A Stronger Voice for Women in the Media – NUJ survey results
20 April 2017
A survey of journalists and media workers in Scotland has revealed that 75 per cent of women have suffered discrimination at work, compared to just 16 per cent of men.
The most common forms of discrimination women face relate to promotion and career advancement opportunities (35 per cent), inappropriate comments (34 per cent) equal pay (31 per cent) and flexible working (20 per cent). Only 16 per cent of men who responded had encountered discrimination, the most common form being paternity issues with eight per cent reporting problems. Other problems men faced included flexible working, equal pay, promotion and career advancement opportunities (three per cent respectively) and inappropriate comments (two per cent).
The NUJ in Scotland undertook the survey as part of the Stronger Voice for Women in the Media project, funded via the STUC under the Trade Union, Fair Work and Modernisation Fund. The Scottish Government-backed project aims to achieve the objectives of the Fair Work Framework to give workers an effective voice, opportunity, job security, career fulfilment and respect. This can be done by improving representation in the workplace, offering greater training and development opportunities and addressing equality, sexism and issues of misrepresentation in the media and by the media.
Fiona Davidson, NUJ Scotland women’s project worker said:
"The most pressing issues raised in the survey include the need to address equal pay, how to get more women into senior management, and to target sexism, misogyny, macho attitudes and online abuse. Flexible working to address caring responsibilities of men and women also needs to be addressed along with the problems of precarious working and the impact on journalists’ financial situation and mental health.
"We expect employers to be keen to adopt a collaborative approach with their workers and the NUJ to end inequality and sexism both in the newsroom and in the news."
Paul Holleran, NUJ Scottish organiser said:
"The NUJ in Scotland has long advocated for equality of treatment and better conditions for our members. We believe that when employers are committed to developing and investing in their staff they can reap enormous rewards. This survey and its results confirm the need for more to be done and the NUJ is keen to work with employers to do so.
"As a union we are aware of the difficulties faced by the ever growing number of freelances and casuals and are campaigning for better employment protection for all workers, regardless of employment status."
Of the responses, 60 per cent were from females, 40 per cent from males. The majority of respondents were white, heterosexual, non-disabled and 90 per cent were NUJ members.
The number of female respondents outnumbered males in all age categories up to the age of 50 but in the over 50 categories the number of females dropped dramatically. The broadcasting sector had the largest proportion of females with 31 per cent while national and regional newspapers tied for the highest proportion of males with 30 per cent each. The freelance sector tied with national newspapers for the largest sector overall with 26 per cent, closely followed by broadcasting with 25 per cent. Some 23 per cent of women and 17 per cent of men were freelance. While women gave family responsibilities as the main reason for going freelance, the most common reason among men was following redundancy.

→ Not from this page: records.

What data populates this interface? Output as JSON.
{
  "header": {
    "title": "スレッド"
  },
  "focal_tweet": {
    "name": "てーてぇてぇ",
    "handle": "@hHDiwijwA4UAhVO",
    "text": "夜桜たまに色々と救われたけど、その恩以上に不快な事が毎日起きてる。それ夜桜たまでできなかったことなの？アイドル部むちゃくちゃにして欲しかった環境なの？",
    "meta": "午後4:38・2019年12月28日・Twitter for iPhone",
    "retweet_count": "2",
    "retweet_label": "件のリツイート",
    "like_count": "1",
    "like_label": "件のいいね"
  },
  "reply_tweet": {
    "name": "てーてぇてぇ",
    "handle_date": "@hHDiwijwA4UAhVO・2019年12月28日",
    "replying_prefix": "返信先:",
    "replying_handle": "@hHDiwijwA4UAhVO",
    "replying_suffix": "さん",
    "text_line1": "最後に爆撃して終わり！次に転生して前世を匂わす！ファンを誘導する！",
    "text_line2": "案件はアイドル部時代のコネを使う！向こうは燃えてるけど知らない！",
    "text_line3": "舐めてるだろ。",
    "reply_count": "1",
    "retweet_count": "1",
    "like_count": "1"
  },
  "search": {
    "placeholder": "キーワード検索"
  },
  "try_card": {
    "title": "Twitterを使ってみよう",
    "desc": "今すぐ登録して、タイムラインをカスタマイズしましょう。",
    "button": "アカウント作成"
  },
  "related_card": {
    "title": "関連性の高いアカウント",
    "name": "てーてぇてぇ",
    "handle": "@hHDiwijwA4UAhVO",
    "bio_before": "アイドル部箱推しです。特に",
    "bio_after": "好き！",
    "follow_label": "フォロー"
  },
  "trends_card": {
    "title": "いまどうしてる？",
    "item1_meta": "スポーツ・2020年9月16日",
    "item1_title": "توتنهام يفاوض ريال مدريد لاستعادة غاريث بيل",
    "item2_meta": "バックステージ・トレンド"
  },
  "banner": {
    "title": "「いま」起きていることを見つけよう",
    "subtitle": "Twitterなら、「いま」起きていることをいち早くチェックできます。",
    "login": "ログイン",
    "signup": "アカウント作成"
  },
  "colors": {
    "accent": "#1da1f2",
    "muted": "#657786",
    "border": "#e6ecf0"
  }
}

Women were more likely to be in more precarious work with fixed term, zero hours or no contracts or part-time working hours compared to men, 72 per cent of whom had fulltime jobs. Only 53 per cent of women worked full time. Some 37 per cent of women felt they were treated differently because of their employment status, compared to 18 per cent of men. Differences in treatment included being paid less, no chance of promotion, less respect, feeling inferior, no pension, no bonus and having problems obtaining credit. One female responded: "Status = bottom of pile".
Of the female returns, 22 per cent said they were reluctant to speak up as they didn’t want to "rock the boat", lose work and money, risk being labelled a troublemaker or lose out on their contract being renewed and 10 per cent of males were reluctant to speak up for similar reasons.
More women felt their gender impacted on their career with 60 per cent saying yes, with 29 per cent reporting they felt their career had been steered in one direction and 47 per cent reporting they had felt judged on appearance or demeaned.
Equality in the workplace was promoted by 70 per cent of employers and a zero tolerance approach to lad’s mags and calendars adopted by 67 per cent of employers. Only 22 per cent confirmed their employer had a transparent pay structure and only 10 per cent knew that a domestic abuse policy was in place.
More males than females believed there was sufficient representation of women in senior roles, equality in leadership was promoted and that women were encouraged to apply for promotions.
Both men and women (almost 80 per cent) thought there was a problem with the way women and/or minority groups were represented in the media, but only 25 per cent of women and 10 per cent of men had ever complained to management.